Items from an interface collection
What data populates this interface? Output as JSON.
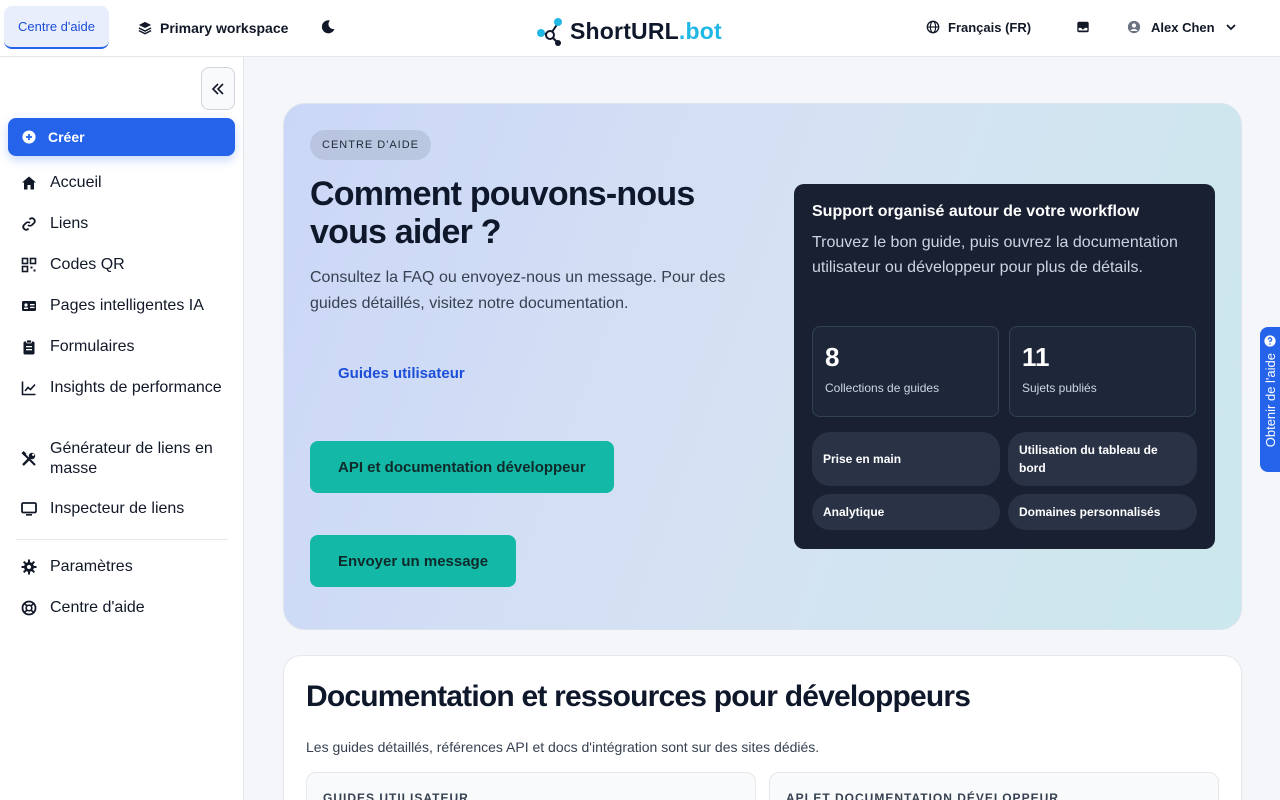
{
  "topbar": {
    "help_tab": "Centre d'aide",
    "workspace": "Primary workspace",
    "logo_main": "ShortURL",
    "logo_accent": ".bot",
    "language": "Français (FR)",
    "user_name": "Alex Chen"
  },
  "sidebar": {
    "create": "Créer",
    "items": [
      {
        "label": "Accueil",
        "icon": "home-icon"
      },
      {
        "label": "Liens",
        "icon": "link-icon"
      },
      {
        "label": "Codes QR",
        "icon": "qr-code-icon"
      },
      {
        "label": "Pages intelligentes IA",
        "icon": "id-card-icon"
      },
      {
        "label": "Formulaires",
        "icon": "clipboard-icon"
      },
      {
        "label": "Insights de performance",
        "icon": "chart-line-icon"
      },
      {
        "label": "Générateur de liens en masse",
        "icon": "tools-icon"
      },
      {
        "label": "Inspecteur de liens",
        "icon": "monitor-icon"
      }
    ],
    "bottom_items": [
      {
        "label": "Paramètres",
        "icon": "gear-icon"
      },
      {
        "label": "Centre d'aide",
        "icon": "lifebuoy-icon"
      }
    ]
  },
  "hero": {
    "pill": "CENTRE D'AIDE",
    "title": "Comment pouvons-nous vous aider ?",
    "subtitle": "Consultez la FAQ ou envoyez-nous un message. Pour des guides détaillés, visitez notre documentation.",
    "guides_link": "Guides utilisateur",
    "api_button": "API et documentation développeur",
    "message_button": "Envoyer un message",
    "card": {
      "title": "Support organisé autour de votre workflow",
      "text": "Trouvez le bon guide, puis ouvrez la documentation utilisateur ou développeur pour plus de détails.",
      "stats": [
        {
          "value": "8",
          "caption": "Collections de guides"
        },
        {
          "value": "11",
          "caption": "Sujets publiés"
        }
      ],
      "chips": [
        "Prise en main",
        "Utilisation du tableau de bord",
        "Analytique",
        "Domaines personnalisés"
      ]
    }
  },
  "docs": {
    "title": "Documentation et ressources pour développeurs",
    "subtitle": "Les guides détaillés, références API et docs d'intégration sont sur des sites dédiés.",
    "cards": [
      "GUIDES UTILISATEUR",
      "API ET DOCUMENTATION DÉVELOPPEUR"
    ]
  },
  "side_help": "Obtenir de l'aide",
  "colors": {
    "primary": "#2563eb",
    "teal": "#14b8a6",
    "dark_card": "#182032",
    "logo_accent": "#22b8e6"
  }
}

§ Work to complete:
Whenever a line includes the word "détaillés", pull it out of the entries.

§ Result:
    "subtitle": "Consultez la FAQ ou envoyez-nous un message. Pour des guides détaillés, visitez notre documentation.",
    "subtitle": "Les guides détaillés, références API et docs d'intégration sont sur des sites dédiés.",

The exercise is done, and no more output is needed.